YOUR OBJECTIVE: Please copy each line of the listing that includes the string "Xedio".

◆ ◆ ◆ ◆

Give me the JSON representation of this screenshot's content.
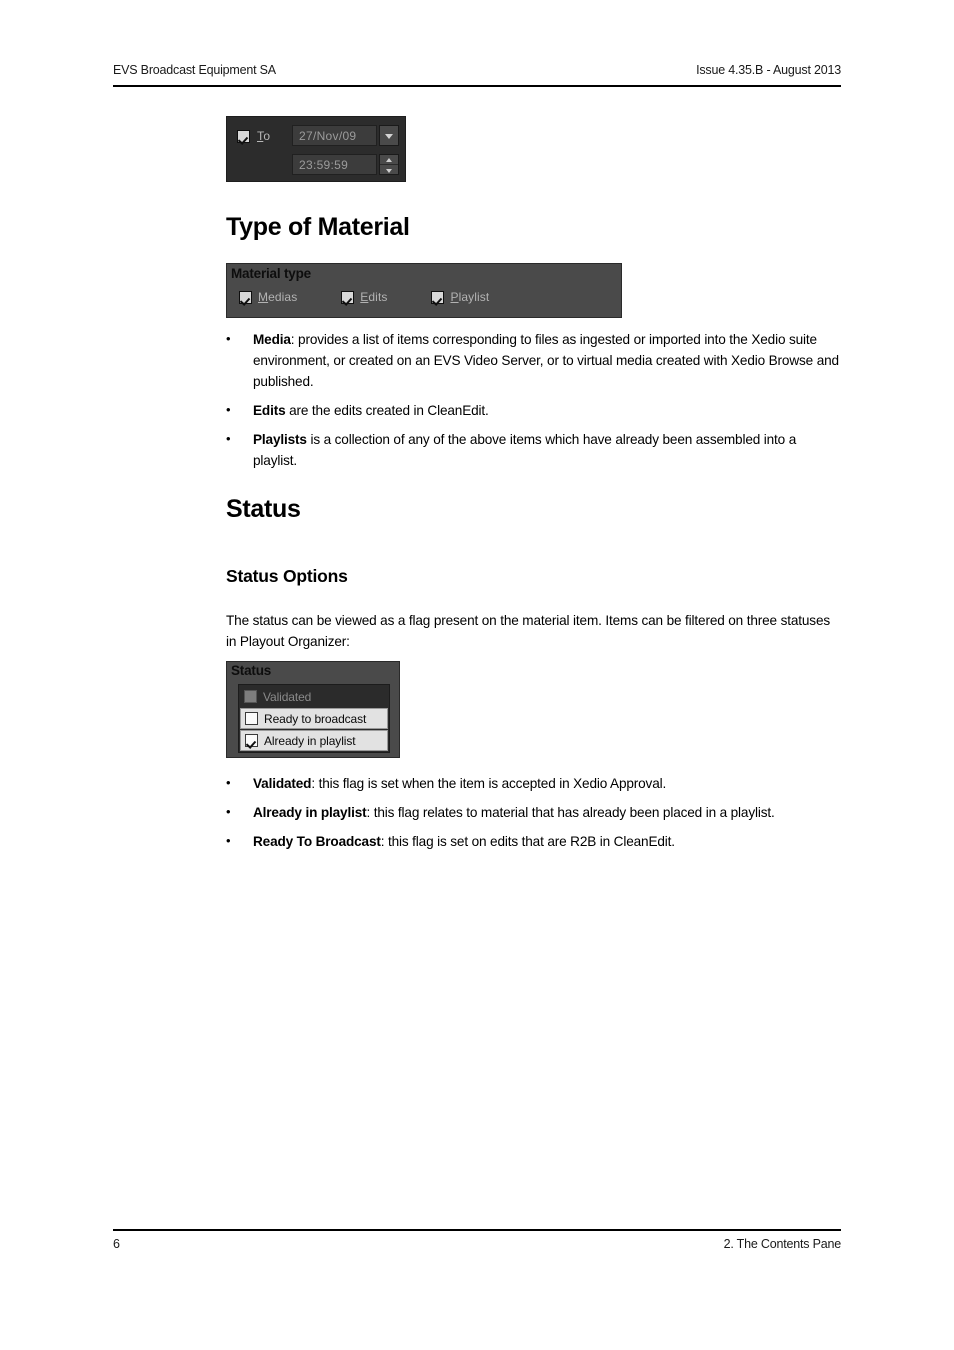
{
  "header": {
    "left": "EVS Broadcast Equipment SA",
    "right": "Issue 4.35.B - August 2013"
  },
  "footer": {
    "page_number": "6",
    "chapter": "2. The Contents Pane"
  },
  "datetime_widget": {
    "checkbox_label_accel": "T",
    "checkbox_label_rest": "o",
    "checkbox_checked": true,
    "date_value": "27/Nov/09",
    "time_value": "23:59:59"
  },
  "sections": {
    "type_of_material": {
      "heading": "Type of Material",
      "material_type_widget": {
        "title": "Material type",
        "options": [
          {
            "accel": "M",
            "rest": "edias",
            "checked": true
          },
          {
            "accel": "E",
            "rest": "dits",
            "checked": true
          },
          {
            "accel": "P",
            "rest": "laylist",
            "checked": true
          }
        ]
      },
      "bullets": [
        {
          "term": "Media",
          "text": ": provides a list of items corresponding to files as ingested or imported into the Xedio suite environment, or created on an EVS Video Server, or to virtual media created with Xedio Browse and published."
        },
        {
          "term": "Edits",
          "text": " are the edits created in CleanEdit."
        },
        {
          "term": "Playlists",
          "text": " is a collection of any of the above items which have already been assembled into a playlist."
        }
      ]
    },
    "status": {
      "heading": "Status",
      "subheading": "Status Options",
      "intro": "The status can be viewed as a flag present on the material item. Items can be filtered on three statuses in Playout Organizer:",
      "status_widget": {
        "title": "Status",
        "rows": [
          {
            "label": "Validated",
            "checked": false,
            "enabled": false
          },
          {
            "label": "Ready to broadcast",
            "checked": false,
            "enabled": true
          },
          {
            "label": "Already in playlist",
            "checked": true,
            "enabled": true
          }
        ]
      },
      "bullets": [
        {
          "term": "Validated",
          "text": ": this flag is set when the item is accepted in Xedio Approval."
        },
        {
          "term": "Already in playlist",
          "text": ": this flag relates to material that has already been placed in a playlist."
        },
        {
          "term": "Ready To Broadcast",
          "text": ": this flag is set on edits that are R2B in CleanEdit."
        }
      ]
    }
  }
}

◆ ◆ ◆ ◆

WRITTEN SOLUTION:
          "text": ": provides a list of items corresponding to files as ingested or imported into the Xedio suite environment, or created on an EVS Video Server, or to virtual media created with Xedio Browse and published."
          "text": ": this flag is set when the item is accepted in Xedio Approval."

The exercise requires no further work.